Jeremy Symons, vice president for policy at the National Wildlife Federation, urged caution against jumping to any conclusions about the Kerry-led effort until more details start to emerge. "This is the time when those who are determined to kill any idea that looks like it has traction will reveal themselves," Symons said. "For those who see this purely as a political opportunity to pummel any reform plan as government excess, then they will attack more fiercely the closer a bill gets to the political middle where it may actually pass."
John Coequyt of the Sierra Club said the idea of simplifying the emission reduction plans could work by separating the politics of each individual industry. "By separating them, it gives you an opportunity to treat those industries in a way that makes them happier," he said. But without all the details, he questioned whether Kerry, Graham and Lieberman had done enough to ensure the bill actually accomplishes what it needs to in the way of curbing greenhouse gases.
"I don't know if you can do that and have a system that gives you a guaranteed reduction target," Coequyt said. "I think that's the challenge."
Industry attorney Scott Segal, who represents electric utilities, petroleum refiners and other major emitters, said he would be on the lookout for language that removes any regulatory overlap for his clients. For example, refiners placed under an emissions cap should not also be required to meet a low carbon fuel standard. Power companies also need guarantees on cost containment and that the emission limits do not outpace technological assumptions.
Overall, Segal said he would welcome the latest round of ideas. But he doubted whether it could break the ice when so many moderate senators have been reluctant to engage on the issue.
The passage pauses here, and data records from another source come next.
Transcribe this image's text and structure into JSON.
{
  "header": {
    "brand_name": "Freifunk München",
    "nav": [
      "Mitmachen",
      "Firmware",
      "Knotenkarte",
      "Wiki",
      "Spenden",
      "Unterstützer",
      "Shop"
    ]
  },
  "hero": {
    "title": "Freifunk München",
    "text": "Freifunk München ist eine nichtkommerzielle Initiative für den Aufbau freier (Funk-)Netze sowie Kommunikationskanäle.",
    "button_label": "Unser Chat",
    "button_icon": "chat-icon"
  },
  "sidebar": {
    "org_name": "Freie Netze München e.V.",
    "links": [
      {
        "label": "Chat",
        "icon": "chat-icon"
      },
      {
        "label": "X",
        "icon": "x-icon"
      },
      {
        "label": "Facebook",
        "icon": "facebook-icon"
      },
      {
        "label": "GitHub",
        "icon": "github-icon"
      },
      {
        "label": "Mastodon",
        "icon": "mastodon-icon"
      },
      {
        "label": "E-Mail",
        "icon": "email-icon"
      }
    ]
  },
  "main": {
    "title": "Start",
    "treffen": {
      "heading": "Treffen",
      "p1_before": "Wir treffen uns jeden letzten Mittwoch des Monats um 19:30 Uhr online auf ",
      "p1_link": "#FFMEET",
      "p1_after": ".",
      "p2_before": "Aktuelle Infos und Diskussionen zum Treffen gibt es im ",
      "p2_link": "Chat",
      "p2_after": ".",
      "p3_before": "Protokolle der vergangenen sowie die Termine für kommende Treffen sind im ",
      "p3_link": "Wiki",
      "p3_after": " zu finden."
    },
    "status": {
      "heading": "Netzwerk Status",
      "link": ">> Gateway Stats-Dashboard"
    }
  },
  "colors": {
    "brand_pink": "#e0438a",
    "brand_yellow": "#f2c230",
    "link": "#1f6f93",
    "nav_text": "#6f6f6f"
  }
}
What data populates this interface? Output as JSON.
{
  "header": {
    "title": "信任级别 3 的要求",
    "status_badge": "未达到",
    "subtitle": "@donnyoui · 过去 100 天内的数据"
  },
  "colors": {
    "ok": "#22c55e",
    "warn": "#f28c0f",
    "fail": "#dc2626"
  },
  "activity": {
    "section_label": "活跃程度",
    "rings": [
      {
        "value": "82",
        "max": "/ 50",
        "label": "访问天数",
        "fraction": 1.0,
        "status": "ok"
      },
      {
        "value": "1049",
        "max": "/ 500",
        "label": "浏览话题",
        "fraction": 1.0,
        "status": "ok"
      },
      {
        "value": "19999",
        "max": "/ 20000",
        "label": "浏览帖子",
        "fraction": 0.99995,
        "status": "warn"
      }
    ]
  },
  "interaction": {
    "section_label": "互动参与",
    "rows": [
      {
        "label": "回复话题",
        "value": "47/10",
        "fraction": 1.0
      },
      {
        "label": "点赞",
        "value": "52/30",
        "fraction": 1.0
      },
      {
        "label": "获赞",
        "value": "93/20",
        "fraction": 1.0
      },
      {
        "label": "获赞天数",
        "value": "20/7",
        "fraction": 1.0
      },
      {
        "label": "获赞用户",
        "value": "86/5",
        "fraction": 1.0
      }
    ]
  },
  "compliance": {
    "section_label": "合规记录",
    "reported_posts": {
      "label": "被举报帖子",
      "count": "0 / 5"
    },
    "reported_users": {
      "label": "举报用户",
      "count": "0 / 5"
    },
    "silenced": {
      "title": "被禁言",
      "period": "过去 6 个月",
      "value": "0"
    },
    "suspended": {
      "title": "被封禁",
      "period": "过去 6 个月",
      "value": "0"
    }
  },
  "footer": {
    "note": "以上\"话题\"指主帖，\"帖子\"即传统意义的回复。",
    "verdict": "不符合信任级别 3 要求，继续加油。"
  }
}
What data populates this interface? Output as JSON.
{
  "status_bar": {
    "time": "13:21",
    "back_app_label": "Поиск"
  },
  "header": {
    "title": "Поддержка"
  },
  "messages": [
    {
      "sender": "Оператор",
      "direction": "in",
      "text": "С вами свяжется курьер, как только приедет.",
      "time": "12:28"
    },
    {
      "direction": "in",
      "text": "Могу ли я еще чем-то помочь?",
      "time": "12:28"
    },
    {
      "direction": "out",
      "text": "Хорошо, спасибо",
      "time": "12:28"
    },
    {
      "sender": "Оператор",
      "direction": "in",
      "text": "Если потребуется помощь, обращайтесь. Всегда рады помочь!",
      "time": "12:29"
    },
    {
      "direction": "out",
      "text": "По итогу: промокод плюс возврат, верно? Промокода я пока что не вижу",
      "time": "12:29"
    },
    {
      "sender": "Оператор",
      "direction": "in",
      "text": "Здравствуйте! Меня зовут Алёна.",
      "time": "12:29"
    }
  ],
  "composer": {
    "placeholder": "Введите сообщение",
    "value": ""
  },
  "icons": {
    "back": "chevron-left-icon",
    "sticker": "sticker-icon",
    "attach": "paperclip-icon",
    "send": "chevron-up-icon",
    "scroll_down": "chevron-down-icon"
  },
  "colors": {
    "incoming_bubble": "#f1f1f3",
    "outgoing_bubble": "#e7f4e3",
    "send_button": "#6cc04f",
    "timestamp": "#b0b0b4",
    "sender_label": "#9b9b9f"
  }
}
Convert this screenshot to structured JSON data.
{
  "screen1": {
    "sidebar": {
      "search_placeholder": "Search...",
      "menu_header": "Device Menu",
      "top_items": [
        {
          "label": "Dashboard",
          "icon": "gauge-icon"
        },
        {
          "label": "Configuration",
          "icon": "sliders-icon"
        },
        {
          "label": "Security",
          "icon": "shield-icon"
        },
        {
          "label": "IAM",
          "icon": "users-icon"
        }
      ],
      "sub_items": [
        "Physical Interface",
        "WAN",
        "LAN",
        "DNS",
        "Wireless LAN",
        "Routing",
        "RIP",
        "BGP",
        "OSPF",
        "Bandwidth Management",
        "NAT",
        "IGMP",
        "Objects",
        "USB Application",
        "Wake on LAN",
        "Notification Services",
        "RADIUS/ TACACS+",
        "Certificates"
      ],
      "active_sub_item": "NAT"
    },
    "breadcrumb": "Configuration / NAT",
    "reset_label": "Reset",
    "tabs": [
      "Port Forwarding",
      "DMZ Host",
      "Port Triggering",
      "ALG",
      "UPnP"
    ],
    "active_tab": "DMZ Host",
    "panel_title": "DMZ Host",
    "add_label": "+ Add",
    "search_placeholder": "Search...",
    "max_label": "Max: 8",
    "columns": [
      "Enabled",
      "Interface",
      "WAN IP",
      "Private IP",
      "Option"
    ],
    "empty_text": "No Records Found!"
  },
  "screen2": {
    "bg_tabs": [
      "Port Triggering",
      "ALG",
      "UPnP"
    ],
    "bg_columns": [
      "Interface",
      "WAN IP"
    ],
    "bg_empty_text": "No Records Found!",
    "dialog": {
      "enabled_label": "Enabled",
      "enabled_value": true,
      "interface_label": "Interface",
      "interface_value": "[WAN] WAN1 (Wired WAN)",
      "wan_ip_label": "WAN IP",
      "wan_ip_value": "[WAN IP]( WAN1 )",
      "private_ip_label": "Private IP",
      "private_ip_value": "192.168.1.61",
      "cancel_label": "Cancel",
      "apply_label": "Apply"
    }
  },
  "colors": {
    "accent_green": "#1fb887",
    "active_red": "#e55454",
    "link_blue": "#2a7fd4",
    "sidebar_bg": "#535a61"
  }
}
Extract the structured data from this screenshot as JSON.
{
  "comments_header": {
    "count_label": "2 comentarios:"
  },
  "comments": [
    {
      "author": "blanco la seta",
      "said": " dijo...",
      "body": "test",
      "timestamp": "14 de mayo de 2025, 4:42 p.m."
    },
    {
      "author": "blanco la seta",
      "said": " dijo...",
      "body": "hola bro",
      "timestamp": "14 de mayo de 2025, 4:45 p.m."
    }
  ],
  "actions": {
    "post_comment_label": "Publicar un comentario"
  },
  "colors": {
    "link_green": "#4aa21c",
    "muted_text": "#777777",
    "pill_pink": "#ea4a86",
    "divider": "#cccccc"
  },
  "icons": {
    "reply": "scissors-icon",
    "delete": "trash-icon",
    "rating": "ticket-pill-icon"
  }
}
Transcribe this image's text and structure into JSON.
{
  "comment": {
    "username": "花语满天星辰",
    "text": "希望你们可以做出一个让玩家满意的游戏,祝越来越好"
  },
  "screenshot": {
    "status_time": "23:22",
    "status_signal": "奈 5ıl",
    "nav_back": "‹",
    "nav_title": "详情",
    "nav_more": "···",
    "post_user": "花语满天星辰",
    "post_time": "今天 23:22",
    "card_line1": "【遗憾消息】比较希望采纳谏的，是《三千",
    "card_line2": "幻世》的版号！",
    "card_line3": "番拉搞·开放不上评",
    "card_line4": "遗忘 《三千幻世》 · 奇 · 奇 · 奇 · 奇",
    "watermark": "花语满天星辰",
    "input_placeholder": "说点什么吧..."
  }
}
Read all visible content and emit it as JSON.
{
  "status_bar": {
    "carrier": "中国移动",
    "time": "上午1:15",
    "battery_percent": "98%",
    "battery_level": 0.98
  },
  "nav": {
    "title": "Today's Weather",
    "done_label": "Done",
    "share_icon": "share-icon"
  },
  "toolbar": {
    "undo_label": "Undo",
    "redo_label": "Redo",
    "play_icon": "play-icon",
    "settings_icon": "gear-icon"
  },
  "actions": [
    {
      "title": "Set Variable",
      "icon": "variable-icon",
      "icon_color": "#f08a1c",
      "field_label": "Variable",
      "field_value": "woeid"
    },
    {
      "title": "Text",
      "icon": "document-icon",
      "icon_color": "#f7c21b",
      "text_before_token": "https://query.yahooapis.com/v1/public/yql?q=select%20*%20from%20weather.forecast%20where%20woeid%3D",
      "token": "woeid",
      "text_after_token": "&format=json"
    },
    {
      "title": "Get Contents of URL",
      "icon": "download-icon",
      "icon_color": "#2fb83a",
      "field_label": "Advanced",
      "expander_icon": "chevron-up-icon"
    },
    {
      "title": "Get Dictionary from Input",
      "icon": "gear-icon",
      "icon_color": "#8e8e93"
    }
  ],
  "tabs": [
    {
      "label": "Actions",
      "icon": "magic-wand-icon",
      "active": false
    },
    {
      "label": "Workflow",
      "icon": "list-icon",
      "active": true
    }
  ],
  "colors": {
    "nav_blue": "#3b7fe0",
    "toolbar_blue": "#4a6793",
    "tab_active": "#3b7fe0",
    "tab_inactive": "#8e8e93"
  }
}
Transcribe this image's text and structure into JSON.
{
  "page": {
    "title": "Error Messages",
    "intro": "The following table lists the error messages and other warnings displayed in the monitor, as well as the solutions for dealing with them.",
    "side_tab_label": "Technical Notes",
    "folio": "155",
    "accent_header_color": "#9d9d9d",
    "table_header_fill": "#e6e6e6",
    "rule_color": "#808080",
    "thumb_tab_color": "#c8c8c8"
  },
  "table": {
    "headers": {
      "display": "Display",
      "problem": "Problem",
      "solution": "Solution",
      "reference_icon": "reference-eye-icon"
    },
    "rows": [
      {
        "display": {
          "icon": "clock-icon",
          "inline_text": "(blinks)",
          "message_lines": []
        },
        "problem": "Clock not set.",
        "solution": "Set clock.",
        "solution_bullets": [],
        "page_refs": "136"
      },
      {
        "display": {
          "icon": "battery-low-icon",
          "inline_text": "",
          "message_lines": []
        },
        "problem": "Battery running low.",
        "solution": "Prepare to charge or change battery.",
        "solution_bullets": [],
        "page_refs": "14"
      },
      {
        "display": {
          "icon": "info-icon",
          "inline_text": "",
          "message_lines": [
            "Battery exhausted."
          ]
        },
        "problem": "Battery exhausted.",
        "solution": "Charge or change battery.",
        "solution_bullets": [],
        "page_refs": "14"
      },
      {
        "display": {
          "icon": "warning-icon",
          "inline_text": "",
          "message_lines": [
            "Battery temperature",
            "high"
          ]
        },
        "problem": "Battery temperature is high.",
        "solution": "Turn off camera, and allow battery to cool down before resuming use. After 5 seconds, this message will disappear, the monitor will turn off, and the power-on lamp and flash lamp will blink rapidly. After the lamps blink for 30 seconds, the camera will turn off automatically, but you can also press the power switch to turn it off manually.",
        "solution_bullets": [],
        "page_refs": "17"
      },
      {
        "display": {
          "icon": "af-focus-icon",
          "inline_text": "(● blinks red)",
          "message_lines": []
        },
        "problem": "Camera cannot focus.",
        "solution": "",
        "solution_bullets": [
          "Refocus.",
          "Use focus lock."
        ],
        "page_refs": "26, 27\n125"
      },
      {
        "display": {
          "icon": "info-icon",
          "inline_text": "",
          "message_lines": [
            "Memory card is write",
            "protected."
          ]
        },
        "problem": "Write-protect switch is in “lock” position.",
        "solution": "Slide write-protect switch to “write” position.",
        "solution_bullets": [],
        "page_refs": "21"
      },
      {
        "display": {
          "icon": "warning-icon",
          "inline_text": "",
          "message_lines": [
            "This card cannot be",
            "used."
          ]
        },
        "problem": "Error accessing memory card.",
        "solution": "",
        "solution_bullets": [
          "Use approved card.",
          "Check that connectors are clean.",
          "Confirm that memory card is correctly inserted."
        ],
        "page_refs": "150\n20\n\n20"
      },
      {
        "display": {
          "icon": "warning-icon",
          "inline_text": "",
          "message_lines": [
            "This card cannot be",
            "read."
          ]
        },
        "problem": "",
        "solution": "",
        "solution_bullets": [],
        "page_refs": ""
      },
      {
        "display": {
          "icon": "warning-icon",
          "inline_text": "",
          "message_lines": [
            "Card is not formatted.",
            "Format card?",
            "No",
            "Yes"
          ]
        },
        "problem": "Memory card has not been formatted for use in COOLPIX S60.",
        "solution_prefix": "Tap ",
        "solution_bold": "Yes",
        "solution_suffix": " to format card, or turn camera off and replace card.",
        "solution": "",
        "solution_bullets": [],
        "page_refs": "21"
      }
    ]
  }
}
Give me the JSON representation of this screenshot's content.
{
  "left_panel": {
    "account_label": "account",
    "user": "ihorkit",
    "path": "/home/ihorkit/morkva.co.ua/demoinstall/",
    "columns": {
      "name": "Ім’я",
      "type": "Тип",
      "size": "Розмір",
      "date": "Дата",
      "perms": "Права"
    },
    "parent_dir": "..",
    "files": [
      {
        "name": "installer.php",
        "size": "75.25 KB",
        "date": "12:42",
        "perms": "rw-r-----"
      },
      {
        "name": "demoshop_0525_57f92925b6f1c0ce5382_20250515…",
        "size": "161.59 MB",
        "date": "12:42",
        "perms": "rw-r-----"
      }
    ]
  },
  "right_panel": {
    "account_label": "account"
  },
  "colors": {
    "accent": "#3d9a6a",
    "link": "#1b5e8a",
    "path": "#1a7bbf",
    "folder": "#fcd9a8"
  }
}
"New drafts are steps in the right direction," Segal said. "They stimulate debate on the topic. However, I do not detect a significant change in appetite among U.S. senators to pick up and pass a large scale climate bill before the mid-term elections."